TASK REQUIREMENTS:
Among the lines below, list those containing the string "Limiter".

=== PROVIDED MATERIAL ===

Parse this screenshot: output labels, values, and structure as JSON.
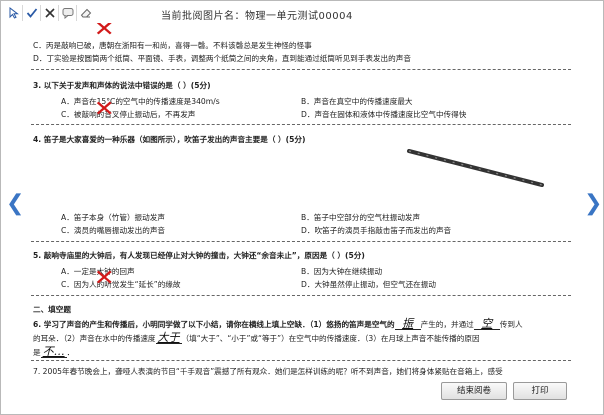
{
  "window": {
    "title": "当前批阅图片名：物理一单元测试00004"
  },
  "toolbar": {
    "tools": [
      "pointer-tool",
      "check-tool",
      "cross-tool",
      "comment-tool",
      "eraser-tool"
    ]
  },
  "nav": {
    "prev": "❮",
    "next": "❯"
  },
  "doc": {
    "top_c": "C．丙是敲响已破，唐朝在浙阳有一和尚，喜得一磬。不料该磬总是发生神怪的怪事",
    "top_d": "D．丁实验是按圆筒两个纸筒、平面镜、手表，调整两个纸筒之间的夹角，直到能通过纸筒听见到手表发出的声音",
    "q3": {
      "stem": "3. 以下关于发声和声体的说法中错误的是（    ）(5分)",
      "a": "A．声音在15°C的空气中的传播速度是340m/s",
      "b": "B．声音在真空中的传播速度最大",
      "c": "C．被敲响的音叉停止振动后，不再发声",
      "d": "D．声音在固体和液体中传播速度比空气中传得快"
    },
    "q4": {
      "stem": "4. 笛子是大家喜爱的一种乐器（如图所示），吹笛子发出的声音主要是（  ）(5分)",
      "a": "A．笛子本身（竹管）振动发声",
      "b": "B．笛子中空部分的空气柱振动发声",
      "c": "C．演员的嘴唇振动发出的声音",
      "d": "D．吹笛子的演员手指敲击笛子而发出的声音"
    },
    "q5": {
      "stem": "5. 敲响寺庙里的大钟后，有人发现已经停止对大钟的撞击，大钟还“余音未止”，原因是（  ）(5分)",
      "a": "A．一定是大钟的回声",
      "b": "B．因为大钟在继续振动",
      "c": "C．因为人的听觉发生“延长”的缘故",
      "d": "D．大钟虽然停止振动，但空气还在振动"
    },
    "section2": "二、填空题",
    "q6": {
      "line1_pre": "6. 学习了声音的产生和传播后，小明同学做了以下小结，请你在横线上填上空缺．（1）悠扬的笛声是空气的",
      "ans1": "振",
      "line1_mid": "产生的，并通过",
      "ans2": "空",
      "line1_post": "传到人",
      "line2_pre": "的耳朵．（2）声音在水中的传播速度",
      "ans3": "大于",
      "line2_mid": "（填“大于”、“小于”或“等于”）在空气中的传播速度．（3）在月球上声音不能传播的原因",
      "line3_pre": "是",
      "ans4": "不…",
      "line3_post": "．"
    },
    "q7": "7. 2005年春节晚会上，聋哑人表演的节目“千手观音”震撼了所有观众．她们是怎样训练的呢？听不到声音，她们将身体紧贴在音箱上，感受"
  },
  "buttons": {
    "finish": "结束阅卷",
    "print": "打印"
  }
}
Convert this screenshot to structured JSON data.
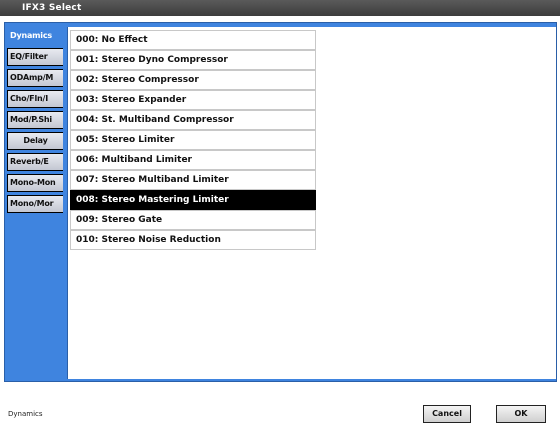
{
  "window": {
    "title": "IFX3 Select"
  },
  "tabs": [
    {
      "label": "Dynamics",
      "active": true
    },
    {
      "label": "EQ/Filter"
    },
    {
      "label": "ODAmp/M"
    },
    {
      "label": "Cho/Fln/I"
    },
    {
      "label": "Mod/P.Shi"
    },
    {
      "label": "Delay"
    },
    {
      "label": "Reverb/E"
    },
    {
      "label": "Mono-Mon"
    },
    {
      "label": "Mono/Mor"
    }
  ],
  "effects": [
    "000: No Effect",
    "001: Stereo Dyno Compressor",
    "002: Stereo Compressor",
    "003: Stereo Expander",
    "004: St. Multiband Compressor",
    "005: Stereo Limiter",
    "006: Multiband Limiter",
    "007: Stereo Multiband Limiter",
    "008: Stereo Mastering Limiter",
    "009: Stereo Gate",
    "010: Stereo Noise Reduction"
  ],
  "selected_effect": "008: Stereo Mastering Limiter",
  "status": {
    "category": "Dynamics"
  },
  "buttons": {
    "cancel": "Cancel",
    "ok": "OK"
  },
  "colors": {
    "panel": "#3f84df",
    "titlebar": "#4a4a4a",
    "selection": "#000000"
  }
}
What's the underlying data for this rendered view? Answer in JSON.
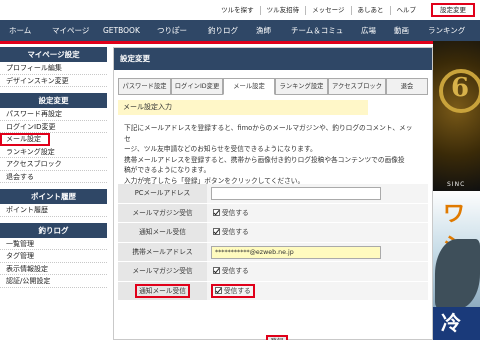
{
  "util_links": [
    "ツルを探す",
    "ツル友招待",
    "メッセージ",
    "あしあと",
    "ヘルプ"
  ],
  "util_settings_button": "設定変更",
  "nav_items": [
    "ホーム",
    "マイページ",
    "GETBOOK",
    "つりぽー",
    "釣りログ",
    "漁師",
    "チーム＆コミュ",
    "広場",
    "動画",
    "ランキング"
  ],
  "sidebar": {
    "sections": [
      {
        "title": "マイページ設定",
        "items": [
          "プロフィール編集",
          "デザインスキン変更"
        ]
      },
      {
        "title": "設定変更",
        "items": [
          "パスワード再設定",
          "ログインID変更",
          "メール設定",
          "ランキング設定",
          "アクセスブロック",
          "退会する"
        ]
      },
      {
        "title": "ポイント履歴",
        "items": [
          "ポイント履歴"
        ]
      },
      {
        "title": "釣りログ",
        "items": [
          "一覧管理",
          "タグ管理",
          "表示情報設定",
          "認証/公開設定"
        ]
      }
    ]
  },
  "main": {
    "title": "設定変更",
    "tabs": [
      "パスワード設定",
      "ログインID変更",
      "メール設定",
      "ランキング設定",
      "アクセスブロック",
      "退会"
    ],
    "active_tab": "メール設定",
    "section_label": "メール設定入力",
    "description": [
      "下記にメールアドレスを登録すると、fimoからのメールマガジンや、釣りログのコメント、メッセ",
      "ージ、ツル友申請などのお知らせを受信できるようになります。",
      "携帯メールアドレスを登録すると、携帯から画像付き釣りログ投稿や各コンテンツでの画像投",
      "稿ができるようになります。",
      "入力が完了したら「登録」ボタンをクリックしてください。"
    ],
    "rows": [
      {
        "label": "PCメールアドレス",
        "type": "input",
        "value": ""
      },
      {
        "label": "メールマガジン受信",
        "type": "checkbox",
        "text": "受信する",
        "checked": true
      },
      {
        "label": "通知メール受信",
        "type": "checkbox",
        "text": "受信する",
        "checked": true
      },
      {
        "label": "携帯メールアドレス",
        "type": "input",
        "value": "***********@ezweb.ne.jp"
      },
      {
        "label": "メールマガジン受信",
        "type": "checkbox",
        "text": "受信する",
        "checked": true
      },
      {
        "label": "通知メール受信",
        "type": "checkbox",
        "text": "受信する",
        "checked": true
      }
    ],
    "register_button": "登録"
  },
  "banner": {
    "top_text": "6",
    "top_caption": "SINC",
    "mid_text": "ワシ",
    "bottom_text": "冷 音"
  },
  "colors": {
    "nav": "#2f4766",
    "highlight": "#e0001a",
    "section_label_bg": "#fff7c8"
  }
}
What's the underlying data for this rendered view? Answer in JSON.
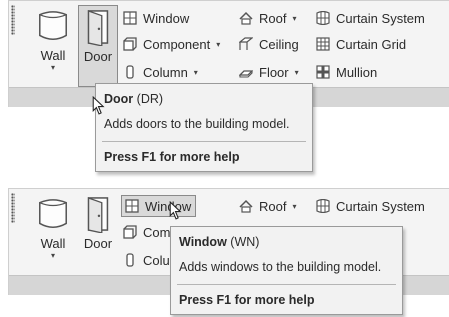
{
  "panel1": {
    "big_buttons": [
      {
        "label": "Wall",
        "has_dropdown": true,
        "icon": "wall-icon"
      },
      {
        "label": "Door",
        "has_dropdown": false,
        "icon": "door-icon"
      }
    ],
    "col1": [
      {
        "label": "Window",
        "icon": "window-icon",
        "dropdown": ""
      },
      {
        "label": "Component",
        "icon": "component-icon",
        "dropdown": "▾"
      },
      {
        "label": "Column",
        "icon": "column-icon",
        "dropdown": "▾"
      }
    ],
    "col2": [
      {
        "label": "Roof",
        "icon": "roof-icon",
        "dropdown": "▾"
      },
      {
        "label": "Ceiling",
        "icon": "ceiling-icon",
        "dropdown": ""
      },
      {
        "label": "Floor",
        "icon": "floor-icon",
        "dropdown": "▾"
      }
    ],
    "col3": [
      {
        "label": "Curtain System",
        "icon": "curtain-system-icon"
      },
      {
        "label": "Curtain Grid",
        "icon": "curtain-grid-icon"
      },
      {
        "label": "Mullion",
        "icon": "mullion-icon"
      }
    ],
    "tooltip": {
      "title": "Door",
      "shortcut": "(DR)",
      "description": "Adds doors to the building model.",
      "help": "Press F1 for more help"
    }
  },
  "panel2": {
    "big_buttons": [
      {
        "label": "Wall",
        "has_dropdown": true,
        "icon": "wall-icon"
      },
      {
        "label": "Door",
        "has_dropdown": false,
        "icon": "door-icon"
      }
    ],
    "col1": [
      {
        "label": "Window",
        "icon": "window-icon"
      },
      {
        "label": "Com",
        "icon": "component-icon"
      },
      {
        "label": "Colu",
        "icon": "column-icon"
      }
    ],
    "col2": [
      {
        "label": "Roof",
        "icon": "roof-icon",
        "dropdown": "▾"
      }
    ],
    "col3": [
      {
        "label": "Curtain System",
        "icon": "curtain-system-icon"
      }
    ],
    "tooltip": {
      "title": "Window",
      "shortcut": "(WN)",
      "description": "Adds windows to the building model.",
      "help": "Press F1 for more help"
    }
  },
  "dropdown_glyph": "▾",
  "colors": {
    "panel_bg": "#f4f4f4",
    "footer_bg": "#d6d6d6",
    "highlight_bg": "#d9d9d9",
    "tooltip_bg": "#f2f2f2"
  }
}
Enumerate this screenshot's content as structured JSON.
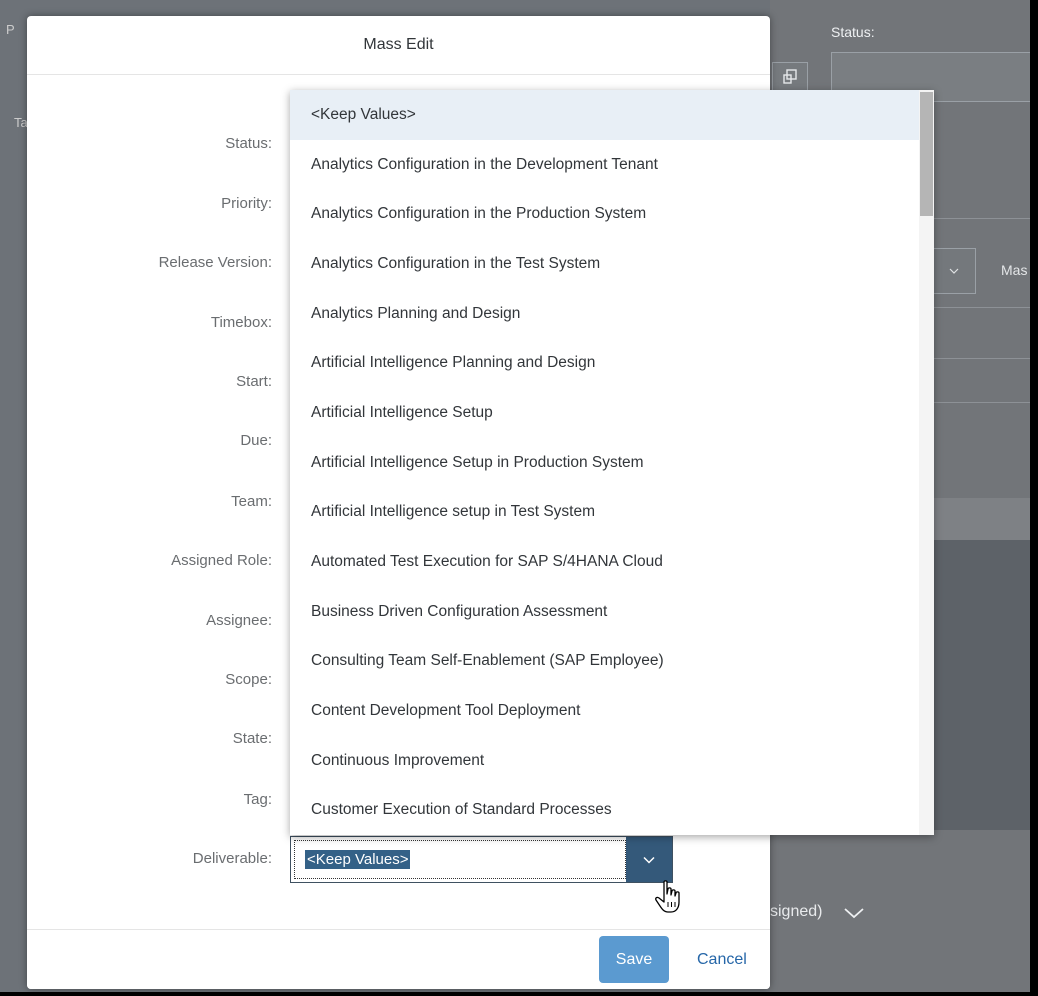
{
  "background": {
    "status_label": "Status:",
    "mas_text": "Mas",
    "signed_text": "signed)",
    "left_fragment_1": "P",
    "left_fragment_2": "Ta"
  },
  "dialog": {
    "title": "Mass Edit",
    "labels": {
      "status": "Status:",
      "priority": "Priority:",
      "release_version": "Release Version:",
      "timebox": "Timebox:",
      "start": "Start:",
      "due": "Due:",
      "team": "Team:",
      "assigned_role": "Assigned Role:",
      "assignee": "Assignee:",
      "scope": "Scope:",
      "state": "State:",
      "tag": "Tag:",
      "deliverable": "Deliverable:"
    },
    "deliverable_value": "<Keep Values>",
    "save_label": "Save",
    "cancel_label": "Cancel"
  },
  "dropdown": {
    "items": [
      "<Keep Values>",
      "Analytics Configuration in the Development Tenant",
      "Analytics Configuration in the Production System",
      "Analytics Configuration in the Test System",
      "Analytics Planning and Design",
      "Artificial Intelligence Planning and Design",
      "Artificial Intelligence Setup",
      "Artificial Intelligence Setup in Production System",
      "Artificial Intelligence setup in Test System",
      "Automated Test Execution for SAP S/4HANA Cloud",
      "Business Driven Configuration Assessment",
      "Consulting Team Self-Enablement (SAP Employee)",
      "Content Development Tool Deployment",
      "Continuous Improvement",
      "Customer Execution of Standard Processes"
    ],
    "selected_index": 0
  },
  "colors": {
    "accent": "#34597a",
    "save_button": "#5b9ad0",
    "link": "#2566a8"
  }
}
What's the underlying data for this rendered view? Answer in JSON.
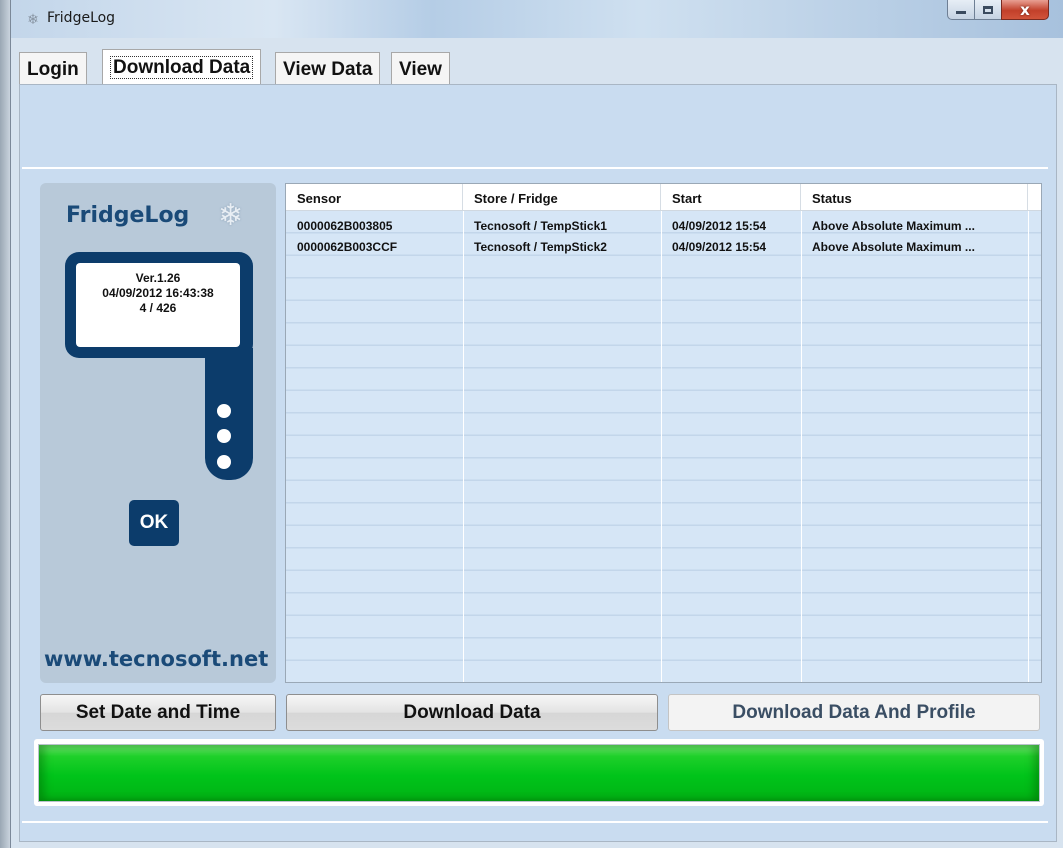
{
  "window": {
    "title": "FridgeLog",
    "icon": "snowflake-icon"
  },
  "tabs": [
    {
      "label": "Login"
    },
    {
      "label": "Download Data"
    },
    {
      "label": "View Data"
    },
    {
      "label": "View"
    }
  ],
  "device": {
    "brand": "FridgeLog",
    "version": "Ver.1.26",
    "datetime": "04/09/2012 16:43:38",
    "count": "4 / 426",
    "ok_label": "OK",
    "website": "www.tecnosoft.net"
  },
  "table": {
    "columns": [
      "Sensor",
      "Store / Fridge",
      "Start",
      "Status"
    ],
    "rows": [
      [
        "0000062B003805",
        "Tecnosoft / TempStick1",
        "04/09/2012 15:54",
        "Above Absolute Maximum ..."
      ],
      [
        "0000062B003CCF",
        "Tecnosoft / TempStick2",
        "04/09/2012 15:54",
        "Above Absolute Maximum ..."
      ]
    ]
  },
  "buttons": {
    "set_date_time": "Set Date and Time",
    "download_data": "Download Data",
    "download_data_profile": "Download Data And Profile"
  },
  "progress": {
    "percent": 100,
    "color": "#00c41a"
  }
}
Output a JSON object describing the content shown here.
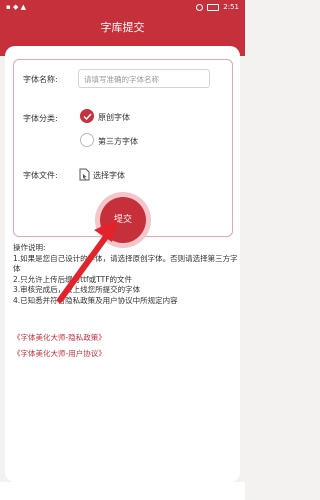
{
  "status_bar": {
    "time": "2:51"
  },
  "header": {
    "title": "字库提交"
  },
  "form": {
    "font_name_label": "字体名称:",
    "font_name_placeholder": "请填写准确的字体名称",
    "category_label": "字体分类:",
    "options": [
      {
        "label": "原创字体",
        "checked": true
      },
      {
        "label": "第三方字体",
        "checked": false
      }
    ],
    "file_label": "字体文件:",
    "file_button": "选择字体",
    "submit": "提交"
  },
  "instructions": {
    "title": "操作说明:",
    "lines": [
      "1.如果是您自己设计的字体，请选择原创字体。否则请选择第三方字体",
      "2.只允许上传后缀为ttf或TTF的文件",
      "3.审核完成后，会上线您所提交的字体",
      "4.已知悉并符合隐私政策及用户协议中所规定内容"
    ]
  },
  "links": [
    "《字体美化大师-隐私政策》",
    "《字体美化大师-用户协议》"
  ],
  "colors": {
    "accent": "#c5303a"
  }
}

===

REPLY:
    "005: Stereo Limiter",
    "006: Multiband Limiter",
    "007: Stereo Multiband Limiter",
    "008: Stereo Mastering Limiter",
  "selected_effect": "008: Stereo Mastering Limiter",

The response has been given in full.